**TASK BRIEF:**
Extract every record, exactly as written, and ignore the pictures.

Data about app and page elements
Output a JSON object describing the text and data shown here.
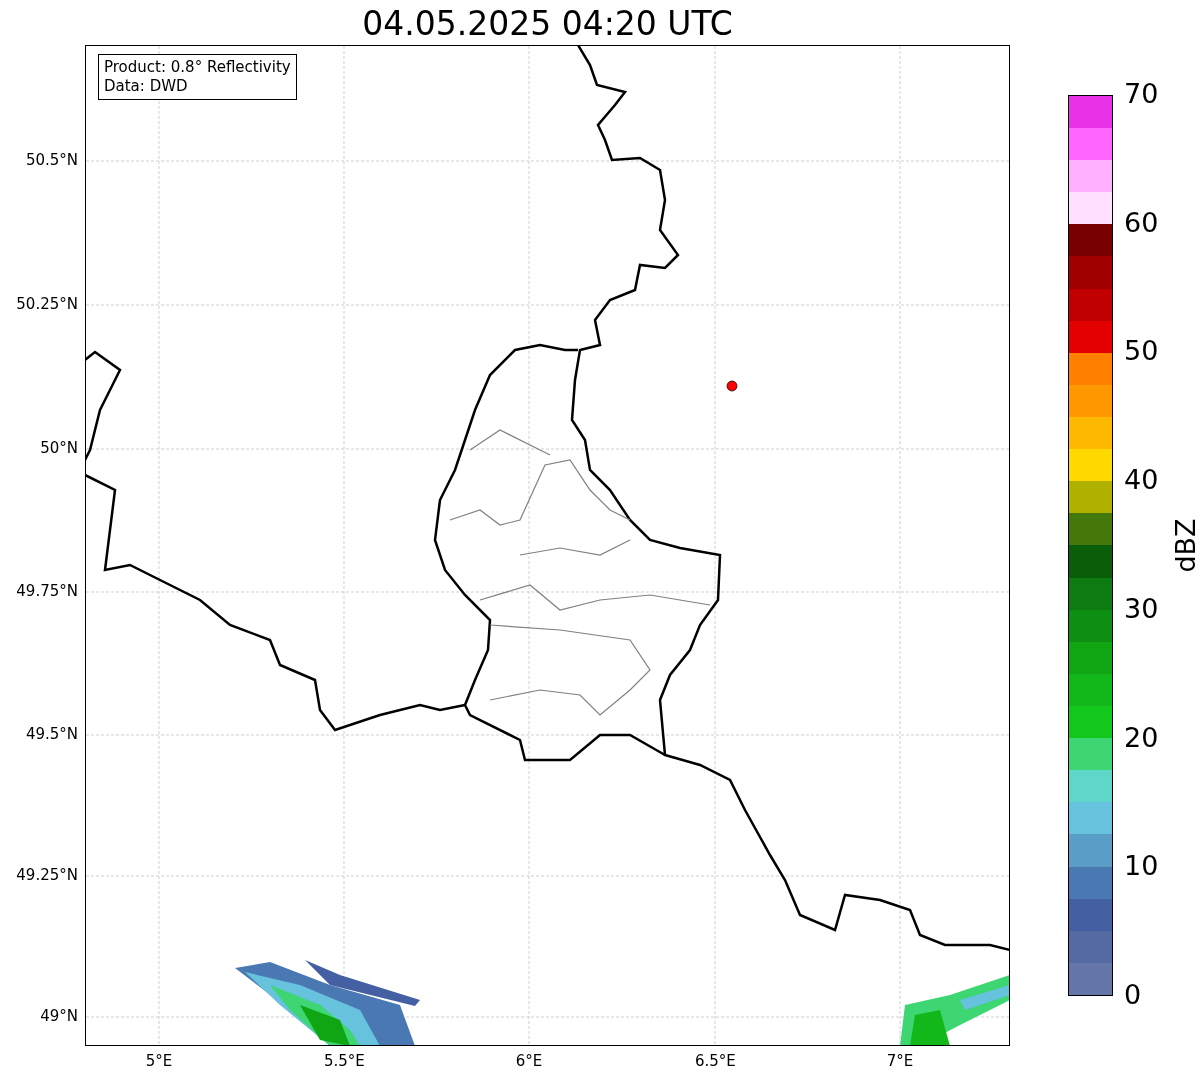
{
  "title": "04.05.2025 04:20 UTC",
  "info_box": [
    "Product: 0.8° Reflectivity",
    "Data: DWD"
  ],
  "latitude_ticks": [
    "50.5°N",
    "50.25°N",
    "50°N",
    "49.75°N",
    "49.5°N",
    "49.25°N",
    "49°N"
  ],
  "longitude_ticks": [
    "5°E",
    "5.5°E",
    "6°E",
    "6.5°E",
    "7°E"
  ],
  "colorbar": {
    "label": "dBZ",
    "ticks": [
      "70",
      "60",
      "50",
      "40",
      "30",
      "20",
      "10",
      "0"
    ],
    "bins": [
      {
        "color": "#6577a8"
      },
      {
        "color": "#556aa3"
      },
      {
        "color": "#4460a3"
      },
      {
        "color": "#4a78b3"
      },
      {
        "color": "#5a9ec8"
      },
      {
        "color": "#66c2dd"
      },
      {
        "color": "#5fd7c8"
      },
      {
        "color": "#3dd672"
      },
      {
        "color": "#12c81a"
      },
      {
        "color": "#12b81a"
      },
      {
        "color": "#10a513"
      },
      {
        "color": "#0f8e14"
      },
      {
        "color": "#0e7a12"
      },
      {
        "color": "#0a5e0a"
      },
      {
        "color": "#45780a"
      },
      {
        "color": "#b0b000"
      },
      {
        "color": "#ffd800"
      },
      {
        "color": "#ffb800"
      },
      {
        "color": "#ff9800"
      },
      {
        "color": "#ff7f00"
      },
      {
        "color": "#e50000"
      },
      {
        "color": "#c00000"
      },
      {
        "color": "#a00000"
      },
      {
        "color": "#780000"
      },
      {
        "color": "#ffe0ff"
      },
      {
        "color": "#ffb0ff"
      },
      {
        "color": "#ff66ff"
      },
      {
        "color": "#e832e8"
      }
    ]
  }
}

**YOUR SOLUTION:**
Output a JSON object describing the text and data shown here.
{
  "title": "04.05.2025 04:20 UTC",
  "info_box": [
    "Product: 0.8° Reflectivity",
    "Data: DWD"
  ],
  "latitude_ticks": [
    "50.5°N",
    "50.25°N",
    "50°N",
    "49.75°N",
    "49.5°N",
    "49.25°N",
    "49°N"
  ],
  "longitude_ticks": [
    "5°E",
    "5.5°E",
    "6°E",
    "6.5°E",
    "7°E"
  ],
  "colorbar": {
    "label": "dBZ",
    "ticks": [
      "70",
      "60",
      "50",
      "40",
      "30",
      "20",
      "10",
      "0"
    ],
    "bins": [
      {
        "color": "#6577a8"
      },
      {
        "color": "#556aa3"
      },
      {
        "color": "#4460a3"
      },
      {
        "color": "#4a78b3"
      },
      {
        "color": "#5a9ec8"
      },
      {
        "color": "#66c2dd"
      },
      {
        "color": "#5fd7c8"
      },
      {
        "color": "#3dd672"
      },
      {
        "color": "#12c81a"
      },
      {
        "color": "#12b81a"
      },
      {
        "color": "#10a513"
      },
      {
        "color": "#0f8e14"
      },
      {
        "color": "#0e7a12"
      },
      {
        "color": "#0a5e0a"
      },
      {
        "color": "#45780a"
      },
      {
        "color": "#b0b000"
      },
      {
        "color": "#ffd800"
      },
      {
        "color": "#ffb800"
      },
      {
        "color": "#ff9800"
      },
      {
        "color": "#ff7f00"
      },
      {
        "color": "#e50000"
      },
      {
        "color": "#c00000"
      },
      {
        "color": "#a00000"
      },
      {
        "color": "#780000"
      },
      {
        "color": "#ffe0ff"
      },
      {
        "color": "#ffb0ff"
      },
      {
        "color": "#ff66ff"
      },
      {
        "color": "#e832e8"
      }
    ]
  }
}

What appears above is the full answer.